Earlier this week, the Massachusetts Supreme Judicial Court affirmed a Salem man’s rape conviction despite ruling the trial judge had improperly instructed the jury on the defendant’s consent defense. The name of the case is Commonwealth v. Sherman.
During the early morning hours of October 14, 2014, the defendant and the victim met at a bar. They began talking and stayed at the bar until it closed at 1:00 in the morning. The defendant asked the victim if she wanted to hang out and she said yes, but she told him she was gay. They went their separate ways but the defendant texted the victim a short time later and invited her to his apartment.
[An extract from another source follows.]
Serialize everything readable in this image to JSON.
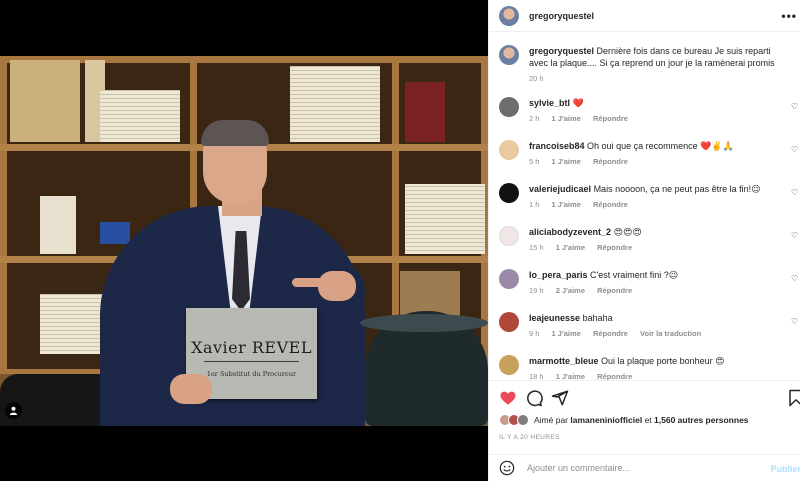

The victim again told the defendant she was gay and would not be having sex with him, but she agreed to visit him and arrived at his apartment at a little before 2:00 a.m. After drinking beer in the kitchen, the victim accompanied the defendant to his bedroom where he tried to kiss her. The victim again reminded the defendant she was gay and he apologized. However, in short order, the defendant pinned the victim to the bed and vaginally raped her. According to the victim, she repeatedly screamed at the defendant to stop, but he continued the sexual assault. When it was over, the victim quickly got dressed and left. She called a friend and hysterically reported that she had just been raped, and then drove to her parents’ home. Her parents took her to the hospital where a rape kit was performed. The nurse who conducted the examination testified that the victim appeared upset and tearful but did not have apparent trauma to her body (although about a week later, the victim went to the police station and showed officers bruises on her inner arm and inner thigh that she attributed to the rape). When confronted by officers on the night of the rape, the defendant acknowledged having sex with the victim but asserted it was consensual.
The defendant went to trial in Essex Superior Court on multiple counts of rape. During its deliberations, the jury asked whether consensual sex can turn into rape if the victim changed her mind (regarding consent) during the sex act. The judge answered affirmatively, but failed to tell the jury that the victim must reasonably communicate to the defendant her withdrawal of consent when she no longer wants to have sex. The jury convicted the defendant of two counts of rape (and acquitted him of a third count of rape) and he was sentenced to 6-8 year in prison followed by three years of probation. The defendant appealed and despite concluding the trial judge had committed error in his instructions to the jury, the Supreme Judicial Court affirmed the conviction.
The SJC wrote that it is easier to evaluate whether force (or threat of force) – which is an element of rape – compelled a victim to submit to a defendant’s initial penetration. It’s more difficult to evaluate whether the continued penetration was the result of force or threat of force. Therefore, where the initial penetration was consensual, the Commonwealth must prove the victim reasonably communicated her desire to discontinue the sex act to the defendant in order to prove rape. If a reasonable person in the defendant’s position would have realized the victim had withdrawn consent, the defendant is guilty of rape.
Nevertheless, in this case, the SJC ruled the defendant had been properly convicted despite the trial judge’s erroneous jury instructions. The Court concluded the jury would have reached the same verdict even if it had been properly instructed, and the rape conviction will therefore stand.